Although the federal Fair Credit Reporting Act mandates that bankruptcy entries must remain on a credit report for 10 years, some creditors will only leave a successfully concluded chapter 13 bankruptcy on a record for 7 years. This encourages chapter 13 filings because when successfully completed, chapter 13 will usually pay a portion of the debtors’ unsecured obligations during the 3 to 5 year term of the plan.
More importantly, the effect of bankruptcy on one’s ability to get credit is greatly overemphasized. The important characteristics of your credit history are less about the number or nature of prior negatives in your credit report than:
(1) The amount of your present income;
(2) an ability to demonstrate a perfect credit history since the filing date of your bankruptcy (i.e., all bills paid early or on time); and
(3) the ability to demonstrate that your bankruptcy was caused by something other than your own inability to manage your money (e.g., the recession, serious medical problems, divorce or the loss of a business or job).

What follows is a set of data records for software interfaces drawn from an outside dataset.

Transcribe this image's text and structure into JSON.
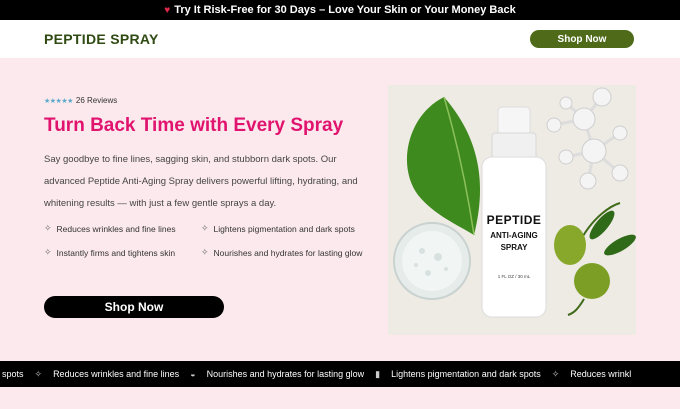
{
  "promo": {
    "icon": "heart-icon",
    "text": "Try It Risk-Free for 30 Days – Love Your Skin or Your Money Back"
  },
  "header": {
    "brand": "PEPTIDE SPRAY",
    "cta_label": "Shop Now"
  },
  "hero": {
    "rating": {
      "stars": "★★★★★",
      "reviews_text": "26 Reviews"
    },
    "title": "Turn Back Time with Every Spray",
    "description": "Say goodbye to fine lines, sagging skin, and stubborn dark spots. Our advanced Peptide Anti-Aging Spray delivers powerful lifting, hydrating, and whitening results — with just a few gentle sprays a day.",
    "features": [
      "Reduces wrinkles and fine lines",
      "Lightens pigmentation and dark spots",
      "Instantly firms and tightens skin",
      "Nourishes and hydrates for lasting glow"
    ],
    "cta_label": "Shop Now",
    "product": {
      "line1": "PEPTIDE",
      "line2": "ANTI-AGING",
      "line3": "SPRAY",
      "volume": "1 FL OZ / 30 mL"
    }
  },
  "ticker": {
    "items": [
      "spots",
      "Reduces wrinkles and fine lines",
      "Nourishes and hydrates for lasting glow",
      "Lightens pigmentation and dark spots",
      "Reduces wrinkl"
    ]
  },
  "colors": {
    "accent_pink": "#e0146e",
    "brand_green": "#2f4a12",
    "button_green": "#4f6b1a",
    "hero_bg": "#fce9ee"
  }
}
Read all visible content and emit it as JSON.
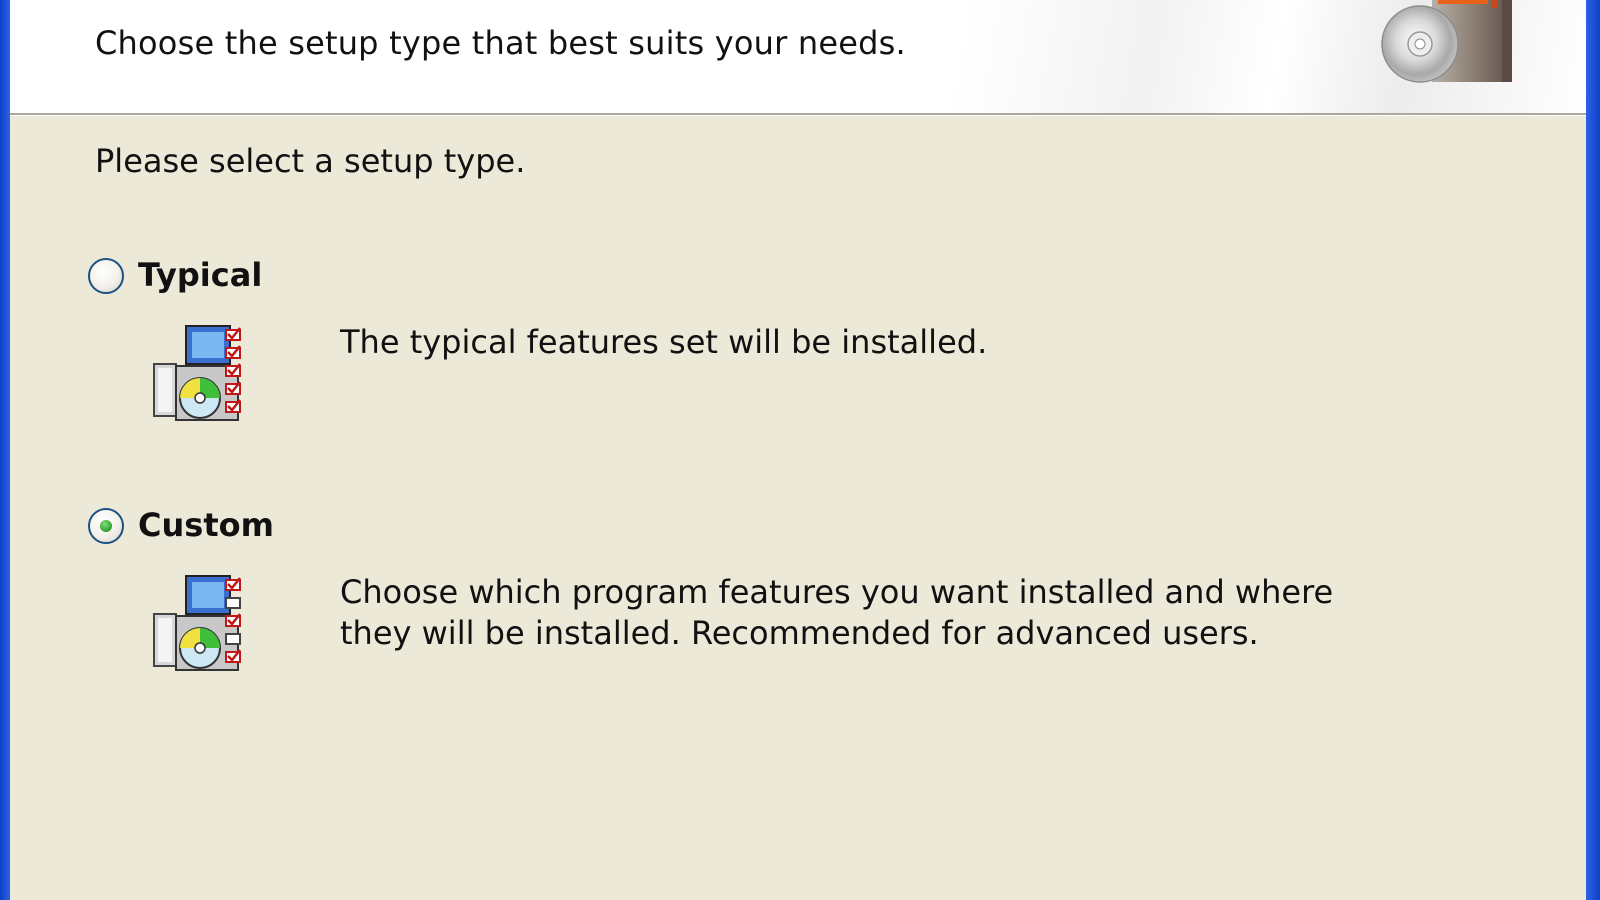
{
  "banner": {
    "subtitle": "Choose the setup type that best suits your needs."
  },
  "instruction": "Please select a setup type.",
  "options": [
    {
      "label": "Typical",
      "selected": false,
      "description_lines": [
        "The typical features set will be installed."
      ]
    },
    {
      "label": "Custom",
      "selected": true,
      "description_lines": [
        "Choose which program features you want installed and where",
        "they will be installed. Recommended for advanced users."
      ]
    }
  ],
  "icons": {
    "banner": "product-box-cd-icon",
    "typical": "setup-typical-icon",
    "custom": "setup-custom-icon"
  },
  "colors": {
    "dialog_background": "#ece9d8",
    "window_frame": "#0a45d8",
    "radio_selected_dot": "#2f9b2a"
  }
}
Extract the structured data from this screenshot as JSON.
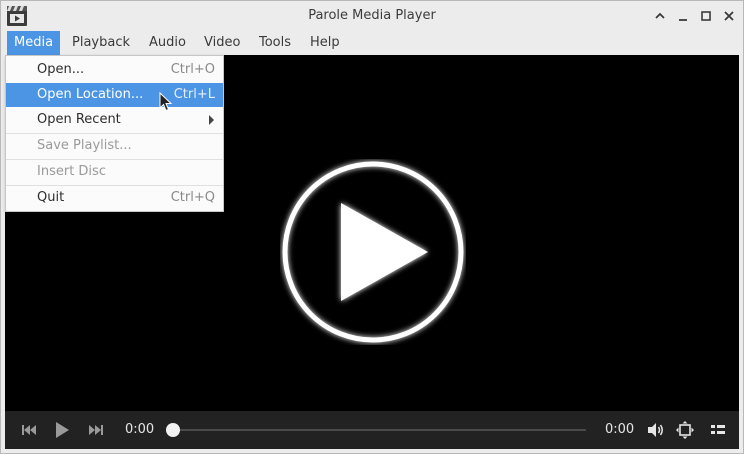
{
  "window": {
    "title": "Parole Media Player"
  },
  "menubar": {
    "items": [
      {
        "label": "Media",
        "active": true
      },
      {
        "label": "Playback"
      },
      {
        "label": "Audio"
      },
      {
        "label": "Video"
      },
      {
        "label": "Tools"
      },
      {
        "label": "Help"
      }
    ]
  },
  "media_menu": {
    "items": [
      {
        "label": "Open...",
        "shortcut": "Ctrl+O"
      },
      {
        "label": "Open Location...",
        "shortcut": "Ctrl+L",
        "highlighted": true
      },
      {
        "label": "Open Recent",
        "submenu": true
      },
      {
        "label": "Save Playlist...",
        "disabled": true
      },
      {
        "label": "Insert Disc",
        "disabled": true
      },
      {
        "label": "Quit",
        "shortcut": "Ctrl+Q"
      }
    ]
  },
  "controls": {
    "elapsed": "0:00",
    "duration": "0:00",
    "progress": 0
  },
  "colors": {
    "accent": "#4c95e4",
    "video_bg": "#000000",
    "controls_bg": "#222222"
  }
}
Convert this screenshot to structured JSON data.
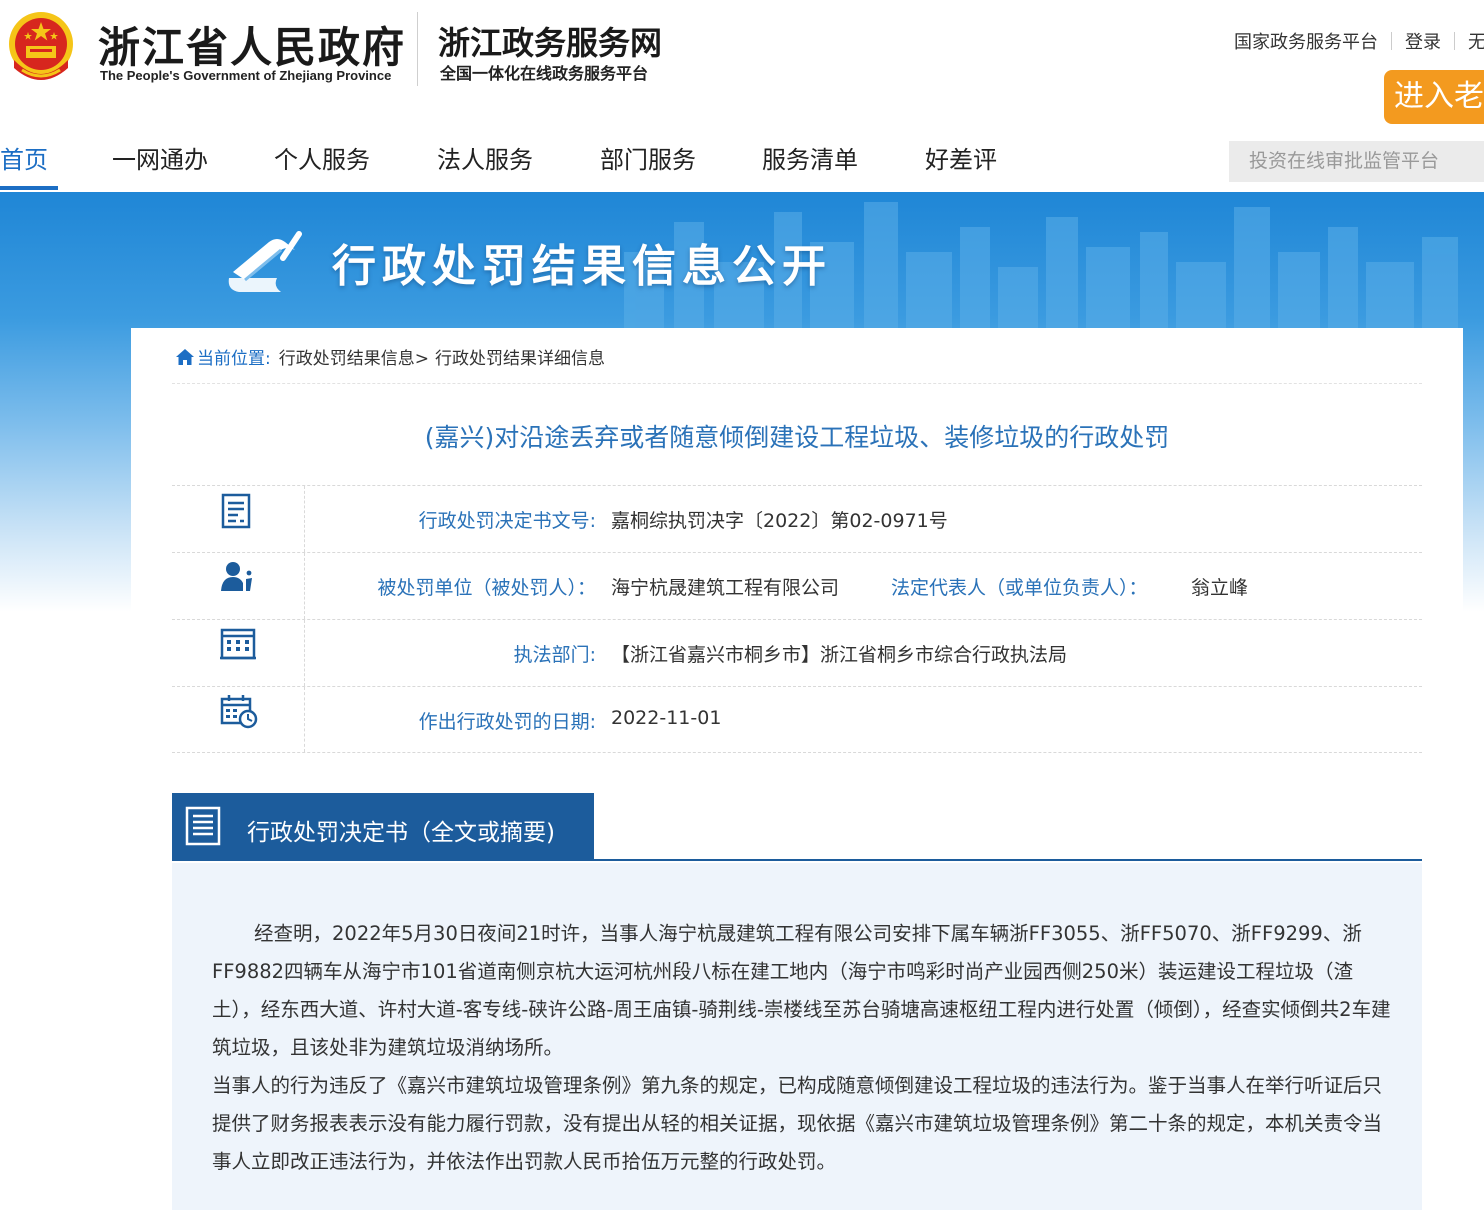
{
  "header": {
    "gov_title": "浙江省人民政府",
    "gov_subtitle": "The People's Government of Zhejiang Province",
    "site_title": "浙江政务服务网",
    "site_subtitle": "全国一体化在线政务服务平台",
    "top_links": [
      "国家政务服务平台",
      "登录",
      "无"
    ],
    "elder_button": "进入老"
  },
  "nav": {
    "items": [
      "首页",
      "一网通办",
      "个人服务",
      "法人服务",
      "部门服务",
      "服务清单",
      "好差评"
    ],
    "active_index": 0,
    "search_placeholder": "投资在线审批监管平台"
  },
  "banner": {
    "title": "行政处罚结果信息公开"
  },
  "breadcrumb": {
    "label": "当前位置:",
    "items": [
      "行政处罚结果信息>",
      "行政处罚结果详细信息"
    ]
  },
  "page_title": "(嘉兴)对沿途丢弃或者随意倾倒建设工程垃圾、装修垃圾的行政处罚",
  "info": {
    "doc_number_label": "行政处罚决定书文号:",
    "doc_number_value": "嘉桐综执罚决字〔2022〕第02-0971号",
    "party_label": "被处罚单位（被处罚人）：",
    "party_value": "海宁杭晟建筑工程有限公司",
    "legal_rep_label": "法定代表人（或单位负责人）：",
    "legal_rep_value": "翁立峰",
    "dept_label": "执法部门:",
    "dept_value": "【浙江省嘉兴市桐乡市】浙江省桐乡市综合行政执法局",
    "date_label": "作出行政处罚的日期:",
    "date_value": "2022-11-01"
  },
  "section": {
    "title": "行政处罚决定书（全文或摘要)"
  },
  "body": {
    "paragraph1": "经查明，2022年5月30日夜间21时许，当事人海宁杭晟建筑工程有限公司安排下属车辆浙FF3055、浙FF5070、浙FF9299、浙FF9882四辆车从海宁市101省道南侧京杭大运河杭州段八标在建工地内（海宁市鸣彩时尚产业园西侧250米）装运建设工程垃圾（渣土），经东西大道、许村大道-客专线-硖许公路-周王庙镇-骑荆线-崇楼线至苏台骑塘高速枢纽工程内进行处置（倾倒），经查实倾倒共2车建筑垃圾，且该处非为建筑垃圾消纳场所。",
    "paragraph2": "当事人的行为违反了《嘉兴市建筑垃圾管理条例》第九条的规定，已构成随意倾倒建设工程垃圾的违法行为。鉴于当事人在举行听证后只提供了财务报表表示没有能力履行罚款，没有提出从轻的相关证据，现依据《嘉兴市建筑垃圾管理条例》第二十条的规定，本机关责令当事人立即改正违法行为，并依法作出罚款人民币拾伍万元整的行政处罚。"
  },
  "colors": {
    "primary_blue": "#1c6ec4",
    "label_blue": "#2a72b8",
    "section_blue": "#1c5c9c",
    "elder_orange": "#f39a1f",
    "emblem_red": "#d7261e",
    "emblem_gold": "#f5c518"
  }
}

Accordingly, if you can demonstrate each of the above factors, creditors will generally look beyond your credit report to give you credit for cars and new credit cards as soon as you receive a chapter 7 discharge (about three to four months after the filing date). After two to three years from the filing date, you should be eligible to receive a new residential mortgage from a commercial lender provided you have the requisite cash down payment–you may not receive the best interest rate, but you will be eligible to obtain significant credit in most instances.